The real estate industry has been facing rough weather given the hardening demand environment which got aggravated further with the recent liquidity crisis in the NBFC sector. There are limited signals of any demand revival in the horizon, apart from the one observed in the affordable housing segment. Unless the real demand for housing revives, it will be difficult for the sector to come out of doldrums and as a result, any crisis affecting supply side will continue to inflict damage on the industry. The real estate sector is one of the biggest employers in the country after agriculture and a plethora of ancillary industries are dependent on it. Thus, it is of paramount importance that these issues plaguing the sector must be addressed on priority. Any revival in real estate industry will bode well for the overall economic growth of the country. There have been several measures undertaken by the developers to revive demand in the form of – price cuts, launching compact homes, absorbing GST impact, flexi-financing schemes, etc. However, a concerted effort is required from all policy makers to revive demand and bring the industry to inflection point.

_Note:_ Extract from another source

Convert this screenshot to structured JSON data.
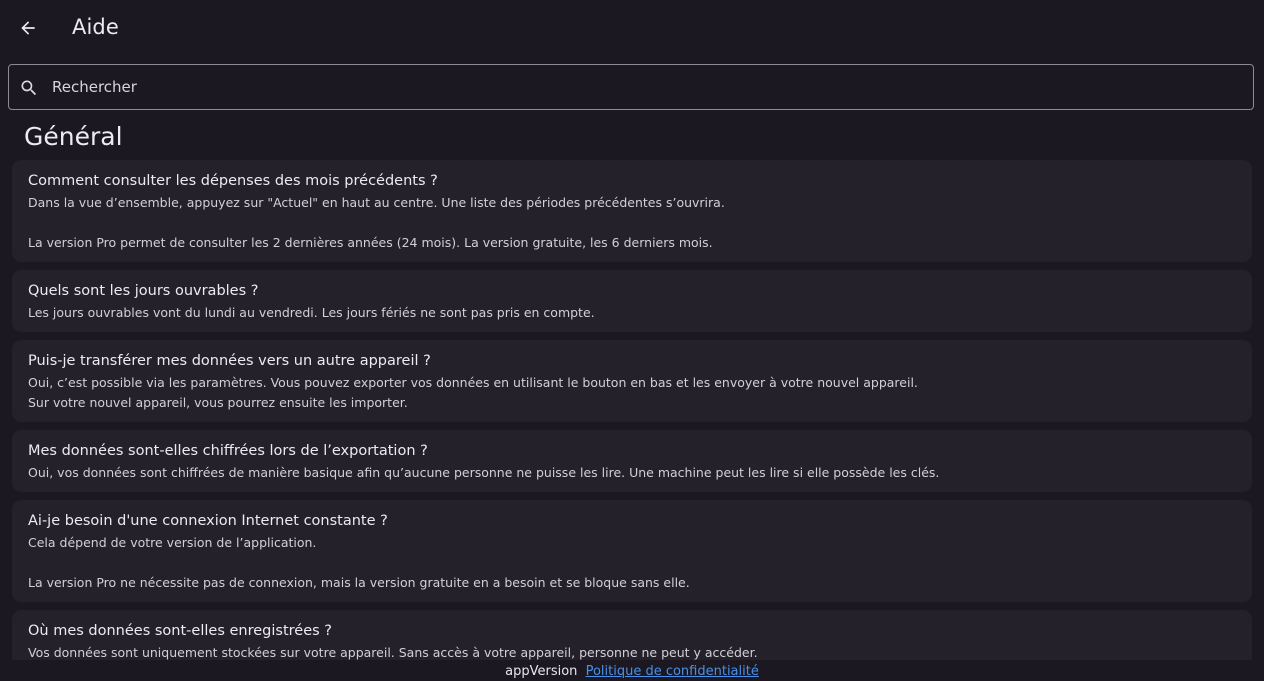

After several consecutive years of declining sales, for the first time in this decade we witnessed All-India sales across the top 8 cities grow by 6% YoY in 2018. Sales in the latest period was majorly in the affordable housing segment. A number of initiatives undertaken by the Government to promote affordable housing has yielded fruitful results. The initiatives are; lower rate of GST of 8%, interest subsidy under the Credit-linked subsidy scheme (CLSS) for homebuyers and the tax holiday for developers on profit for such projects. However, impetus similar to those in affordable segment, is required for the sales momentum in other housing segments. Moreover, the pace of creation of new jobs in the economy and the income growth in existing jobs over the past few years has been slow. Unless that picks up it is difficult to anticipate an uptick in residential sales.
The interim budget 2019 – 20 was a landmark event for real estate sector which went on to address some of the important issues plaguing the real sector. The measures proposed in the budget will have a positive bearing on the demand side as well as supply side. To propel demand, the budget exempted self-occupied second house from tax on deemed rent and allowed the benefit of rollover of capital gains increased from investment in one residential house to two residential houses. For the supply side, the budget extended the period for charging tax on deemed rent on unsold inventory to 2 years from 1 year, extended the tax benefits for affordable housing projects by one more year and most importantly the Finance Minister acknowledged that GST rates have been a dampener for apartment sales in under-construction projects and assured that the rates would be revisited in the GST council meet of Empowered Group of Ministers.
While the interim budget did all that it could to aid the ailing sector, the ball is now in the Monetary Policy Committee’s (MPC) court to do their bit. Inflation has come down over the past few months and has been on the lower side of RBI’s target of 4% (+/-) 2%. Further, the GDP growth has slowed down to 7.1% in the September quarter. This makes a strong case for a reduction in rates. The reduction in rates will not just give a fillip to buyer sentiments but it would help the cause of economic growth, job creation and income growth as the change in direction of interest rates would send a positive signal to companies which had postponed/slowed down expansion plans anticipating hardening interest rate cycle and lower demand.
While this is the expectation on the reduction of interest rates, we believe that the MPC can address one of the biggest issues plaguing real estate sector - the liquidity crisis in the NBFC sector. 12% GST on under-construction apartments has been one of the major deterrents for buyers purchasing apartments in under-construction projects and has pushed buyers towards Occupancy Certificate (OC) received projects. This was not the case in the pre-GST regime as the tax incidence on under-construction apartments was lower. Advance from customers has been an important source of financing for developers, with that drying up developers had increasingly become reliant on NBFCs for finance. However, the NBFC crisis has exacerbated the funding environment for them and has also raised the cost of finance and risk perception of the sector.
The liquidity crisis has affected both the real estate demand and supply adversely. Many developers are complaining of NBFCs of delaying disbursals, not honoring sanctioned lines of credit let alone give any new construction finance. Even homebuyers are not able to get loans from these NBFCs. The MPC must take measures to increase the liquidity in the system in the form of CRR or SLR cut and allow banks to increase the limits of bank’s exposures to NBFCs. This will help bring the liquidity levels with NBFCs back to normal and will certainly help revive the demand as well the supply.
The Government through the interim budget has done its bit, we believe that if the GST council and the MPC also would also act in tandem, together such concerted efforts would go a long way in bringing the sector back on to its feet and have a multiplier effect on the economic growth and prosperity of the nation.
(By Shishir Baijal, Chairman & Managing Director, Knight Frank India)